How Rivets Work
A rivet consists of a cylindrical shaft and a head. To install a rivet, the parts to be joined are clamped together and a hole is drilled through them. The rivet is inserted into the hole and the tail end is upset, or deformed, to create a second head. This upsetting process expands the rivet and clamps the sheets tightly together between the two heads.
The deformation and friction hold the rivet in place securely, creating a permanent joint. Rivets are installed using manual, pneumatic, or hydraulic rivet tools that grip the rivet and provide the force needed to upset the tail. Rivets come in many head styles, shapes, and materials to suit different applications.
Types of Rivets
There are several types of rivets commonly used in sheet metal fabrication:
- Solid/blind rivets - These have a pre-formed head on one end and are driven using a special rivet gun. The gun upsets the tail to form the second head. No access to the back side is needed for installation.
- Semi-tubular rivets - These look like a sleeve with the head pre-formed on one end. The rivet gun upsets the tail and fills the sleeve. Semi-tubular rivets provide more grip than solid rivets.
- Drive rivets - These look like a nail with a wide head. They are driven using a hammer rather than an upset process. The rivet displaces the metal sheets as it's driven to clamp them together.
- Self-piercing rivets - As the name suggests, these pierce through the metal sheets without pre-drilling. Often used on overlapped light gauge metals.
- Structural rivets - Used for heavy structural connections. They have large head styles and high shear/tensile strength. Often used in bridge, shipbuilding, etc.
Rivet Materials
Rivets come in a variety of materials including steel, aluminum, copper, stainless steel, and specialty alloys like Monel. Steel and aluminum are most common for general sheet metal work. Stainless steel provides corrosion resistance while Monel offers both corrosion and high temperature resistance. The material choice depends on the service environment and structural loads.
Best Practices for Riveting Sheet Metal
Here are some tips for quality riveting in sheet metal fabrication:
- Use the recommended drill size for the rivet diameter to achieve optimal grip and performance. Keep holes centered on the joining point.
- Clamp materials firmly to keep everything aligned while drilling and riveting. Use dedicated clamps or C-clamps.
- Use properly sized and maintained installation tools to ensure proper deformation and clamping force. Replace worn jaws regularly.
- Apply pressure on rivet gun nosepiece when upsetting rivets. Keep the tool firmly perpendicular to the surface.
- Use rivet sets to form the correct head profile and avoid damage. Change sets with rivet diameter.
- Set rivets starting from the middle and working outwards to draw the materials tightly together.
- For structural joints, follow specified edge distances, spacing, and row offsets between rivets.
- Deburr all holes thoroughly to avoid cutting seals or damaging mating components.
- Seal or paint over rivets when needed to protect against corrosion.

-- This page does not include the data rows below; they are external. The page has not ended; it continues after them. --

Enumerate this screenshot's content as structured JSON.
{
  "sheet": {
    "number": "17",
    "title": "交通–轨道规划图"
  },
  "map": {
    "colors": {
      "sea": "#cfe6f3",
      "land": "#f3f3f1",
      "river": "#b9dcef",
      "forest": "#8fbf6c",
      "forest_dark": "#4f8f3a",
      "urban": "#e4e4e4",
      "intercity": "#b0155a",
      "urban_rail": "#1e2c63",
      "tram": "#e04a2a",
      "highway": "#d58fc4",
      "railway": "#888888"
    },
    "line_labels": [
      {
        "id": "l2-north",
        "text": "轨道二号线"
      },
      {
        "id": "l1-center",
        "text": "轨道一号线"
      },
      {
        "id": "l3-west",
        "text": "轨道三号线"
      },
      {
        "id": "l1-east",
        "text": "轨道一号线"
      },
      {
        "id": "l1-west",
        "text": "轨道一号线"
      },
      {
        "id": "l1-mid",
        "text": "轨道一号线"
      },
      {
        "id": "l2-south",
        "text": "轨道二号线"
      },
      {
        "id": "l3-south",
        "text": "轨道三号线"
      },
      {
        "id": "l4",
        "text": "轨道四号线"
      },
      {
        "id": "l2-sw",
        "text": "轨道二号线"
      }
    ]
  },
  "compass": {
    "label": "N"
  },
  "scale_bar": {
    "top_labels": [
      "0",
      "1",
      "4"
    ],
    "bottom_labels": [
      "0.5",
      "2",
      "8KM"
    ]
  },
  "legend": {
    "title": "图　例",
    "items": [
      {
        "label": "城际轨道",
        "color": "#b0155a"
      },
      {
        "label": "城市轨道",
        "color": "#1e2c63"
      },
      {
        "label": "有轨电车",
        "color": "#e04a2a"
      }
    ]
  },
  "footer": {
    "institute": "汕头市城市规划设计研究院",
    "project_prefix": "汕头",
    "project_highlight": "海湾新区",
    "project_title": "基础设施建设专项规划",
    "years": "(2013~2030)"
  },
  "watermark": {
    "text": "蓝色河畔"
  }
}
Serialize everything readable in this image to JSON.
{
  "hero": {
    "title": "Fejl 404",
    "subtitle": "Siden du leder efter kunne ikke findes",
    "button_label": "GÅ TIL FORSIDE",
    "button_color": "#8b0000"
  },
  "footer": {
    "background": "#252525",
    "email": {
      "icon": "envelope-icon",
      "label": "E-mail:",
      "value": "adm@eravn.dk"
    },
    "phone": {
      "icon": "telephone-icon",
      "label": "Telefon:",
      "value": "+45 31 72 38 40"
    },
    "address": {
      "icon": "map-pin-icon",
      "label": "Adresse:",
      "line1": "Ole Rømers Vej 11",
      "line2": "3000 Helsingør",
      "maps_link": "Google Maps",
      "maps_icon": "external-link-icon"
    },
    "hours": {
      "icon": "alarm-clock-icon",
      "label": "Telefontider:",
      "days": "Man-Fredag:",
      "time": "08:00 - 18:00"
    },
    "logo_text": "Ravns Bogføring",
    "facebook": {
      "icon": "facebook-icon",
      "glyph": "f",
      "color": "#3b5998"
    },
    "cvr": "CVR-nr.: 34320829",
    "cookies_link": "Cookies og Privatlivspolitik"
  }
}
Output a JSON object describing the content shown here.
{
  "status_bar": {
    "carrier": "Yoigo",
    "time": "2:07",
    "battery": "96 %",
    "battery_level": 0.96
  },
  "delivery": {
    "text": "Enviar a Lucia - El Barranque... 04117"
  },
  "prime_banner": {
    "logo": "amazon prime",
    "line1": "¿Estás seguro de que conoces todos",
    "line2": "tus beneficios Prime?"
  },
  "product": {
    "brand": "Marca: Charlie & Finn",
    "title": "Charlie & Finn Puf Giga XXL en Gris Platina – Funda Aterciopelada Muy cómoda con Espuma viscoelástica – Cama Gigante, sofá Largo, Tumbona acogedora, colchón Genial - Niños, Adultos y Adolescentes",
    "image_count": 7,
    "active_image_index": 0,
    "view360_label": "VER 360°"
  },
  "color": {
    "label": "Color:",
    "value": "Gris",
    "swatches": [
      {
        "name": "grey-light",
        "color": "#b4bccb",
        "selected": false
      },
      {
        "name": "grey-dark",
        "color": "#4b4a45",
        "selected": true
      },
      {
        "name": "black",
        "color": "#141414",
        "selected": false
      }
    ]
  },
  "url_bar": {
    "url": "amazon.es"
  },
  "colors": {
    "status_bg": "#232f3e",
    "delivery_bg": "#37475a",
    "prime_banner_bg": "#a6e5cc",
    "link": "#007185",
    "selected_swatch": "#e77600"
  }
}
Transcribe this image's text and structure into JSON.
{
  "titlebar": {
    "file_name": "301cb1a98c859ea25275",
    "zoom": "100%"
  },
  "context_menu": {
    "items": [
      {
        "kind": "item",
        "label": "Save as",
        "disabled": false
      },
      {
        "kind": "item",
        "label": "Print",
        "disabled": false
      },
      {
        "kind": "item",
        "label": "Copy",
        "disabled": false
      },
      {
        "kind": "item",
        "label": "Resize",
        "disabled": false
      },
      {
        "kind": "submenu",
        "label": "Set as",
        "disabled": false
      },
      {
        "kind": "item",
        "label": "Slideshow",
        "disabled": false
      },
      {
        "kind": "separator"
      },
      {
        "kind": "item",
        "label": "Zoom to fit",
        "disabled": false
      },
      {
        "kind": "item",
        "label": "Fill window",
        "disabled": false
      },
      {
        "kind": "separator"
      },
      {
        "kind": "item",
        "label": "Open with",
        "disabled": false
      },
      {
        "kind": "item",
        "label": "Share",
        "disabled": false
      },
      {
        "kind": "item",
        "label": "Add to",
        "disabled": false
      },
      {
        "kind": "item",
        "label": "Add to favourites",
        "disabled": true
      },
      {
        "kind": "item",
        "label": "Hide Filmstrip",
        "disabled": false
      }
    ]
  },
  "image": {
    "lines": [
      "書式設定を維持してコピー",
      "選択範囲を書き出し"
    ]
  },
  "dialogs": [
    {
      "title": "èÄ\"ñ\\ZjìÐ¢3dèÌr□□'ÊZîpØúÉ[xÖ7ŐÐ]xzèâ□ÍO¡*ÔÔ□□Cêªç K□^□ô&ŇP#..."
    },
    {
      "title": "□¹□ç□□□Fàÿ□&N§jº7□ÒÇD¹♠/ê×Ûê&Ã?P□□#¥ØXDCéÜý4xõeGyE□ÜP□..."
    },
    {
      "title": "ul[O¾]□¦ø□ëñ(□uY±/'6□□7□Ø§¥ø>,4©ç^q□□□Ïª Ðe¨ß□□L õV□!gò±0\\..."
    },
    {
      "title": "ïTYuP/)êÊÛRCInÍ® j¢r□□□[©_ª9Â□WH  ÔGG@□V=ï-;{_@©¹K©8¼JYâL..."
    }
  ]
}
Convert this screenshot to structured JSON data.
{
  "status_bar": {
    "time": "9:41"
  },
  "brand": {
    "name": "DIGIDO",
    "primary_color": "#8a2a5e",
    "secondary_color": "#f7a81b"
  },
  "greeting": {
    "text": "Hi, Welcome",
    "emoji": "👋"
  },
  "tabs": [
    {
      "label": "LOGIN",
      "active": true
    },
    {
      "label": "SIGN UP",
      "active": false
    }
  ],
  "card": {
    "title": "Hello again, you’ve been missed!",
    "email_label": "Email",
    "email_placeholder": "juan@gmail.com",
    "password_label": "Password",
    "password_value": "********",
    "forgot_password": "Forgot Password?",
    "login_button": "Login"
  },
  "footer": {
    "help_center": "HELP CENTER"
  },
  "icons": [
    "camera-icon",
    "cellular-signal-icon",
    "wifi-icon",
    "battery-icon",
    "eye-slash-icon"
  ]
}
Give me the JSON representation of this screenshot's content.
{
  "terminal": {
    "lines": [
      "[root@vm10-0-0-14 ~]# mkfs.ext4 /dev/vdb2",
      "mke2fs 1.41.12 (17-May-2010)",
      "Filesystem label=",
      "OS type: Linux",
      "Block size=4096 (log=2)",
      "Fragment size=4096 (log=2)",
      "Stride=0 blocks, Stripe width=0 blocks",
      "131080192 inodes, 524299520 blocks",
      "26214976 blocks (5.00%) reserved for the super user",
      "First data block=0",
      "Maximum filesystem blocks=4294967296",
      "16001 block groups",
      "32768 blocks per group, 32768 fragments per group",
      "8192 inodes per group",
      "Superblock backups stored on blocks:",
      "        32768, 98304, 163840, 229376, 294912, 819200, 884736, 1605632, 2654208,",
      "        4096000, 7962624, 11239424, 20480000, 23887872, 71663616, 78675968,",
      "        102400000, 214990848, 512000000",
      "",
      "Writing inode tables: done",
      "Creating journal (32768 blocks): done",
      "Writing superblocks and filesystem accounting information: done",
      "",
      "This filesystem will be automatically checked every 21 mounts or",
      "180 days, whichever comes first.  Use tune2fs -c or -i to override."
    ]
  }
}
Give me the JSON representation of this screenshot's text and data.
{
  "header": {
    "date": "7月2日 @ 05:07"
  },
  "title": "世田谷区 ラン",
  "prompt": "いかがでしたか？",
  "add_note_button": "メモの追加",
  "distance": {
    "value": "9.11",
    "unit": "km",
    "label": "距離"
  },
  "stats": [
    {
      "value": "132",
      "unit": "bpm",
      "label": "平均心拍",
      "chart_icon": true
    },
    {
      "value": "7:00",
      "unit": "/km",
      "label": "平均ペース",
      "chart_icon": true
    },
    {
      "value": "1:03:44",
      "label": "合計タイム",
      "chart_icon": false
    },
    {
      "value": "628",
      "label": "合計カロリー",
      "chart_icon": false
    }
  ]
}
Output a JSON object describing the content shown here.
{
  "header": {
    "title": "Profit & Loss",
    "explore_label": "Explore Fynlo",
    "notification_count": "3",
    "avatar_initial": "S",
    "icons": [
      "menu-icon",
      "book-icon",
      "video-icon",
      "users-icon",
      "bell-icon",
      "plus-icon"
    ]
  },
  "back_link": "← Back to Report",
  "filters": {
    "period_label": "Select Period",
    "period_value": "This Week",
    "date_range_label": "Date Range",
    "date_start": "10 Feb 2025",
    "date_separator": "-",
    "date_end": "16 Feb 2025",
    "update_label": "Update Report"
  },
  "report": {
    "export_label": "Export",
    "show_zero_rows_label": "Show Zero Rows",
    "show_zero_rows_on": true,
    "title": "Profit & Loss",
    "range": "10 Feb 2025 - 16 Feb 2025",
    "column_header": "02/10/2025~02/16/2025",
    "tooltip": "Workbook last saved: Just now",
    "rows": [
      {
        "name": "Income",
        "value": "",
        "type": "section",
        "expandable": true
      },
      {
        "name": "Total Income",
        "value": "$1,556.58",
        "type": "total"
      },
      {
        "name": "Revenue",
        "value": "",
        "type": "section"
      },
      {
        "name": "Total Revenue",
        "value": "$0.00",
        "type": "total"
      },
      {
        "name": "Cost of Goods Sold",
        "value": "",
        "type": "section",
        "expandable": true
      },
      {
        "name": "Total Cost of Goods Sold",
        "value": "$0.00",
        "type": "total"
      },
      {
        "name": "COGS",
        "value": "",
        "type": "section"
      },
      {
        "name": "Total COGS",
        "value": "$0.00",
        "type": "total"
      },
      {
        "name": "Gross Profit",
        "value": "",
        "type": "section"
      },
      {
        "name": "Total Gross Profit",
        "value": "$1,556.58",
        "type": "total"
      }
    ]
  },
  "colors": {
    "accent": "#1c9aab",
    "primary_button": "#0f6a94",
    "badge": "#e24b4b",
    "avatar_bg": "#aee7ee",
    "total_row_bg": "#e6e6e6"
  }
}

Avoid unnecessary holes in sensitive areas.
With the right techniques, proper tooling, and an understanding of how rivets work, strong and reliable riveted joints can be consistently achieved for sheet metal applications. Riveting remains a primary joining method across many fabrication industries due to the speed, versatility, and permanence it provides. CNC Milling CNC Machining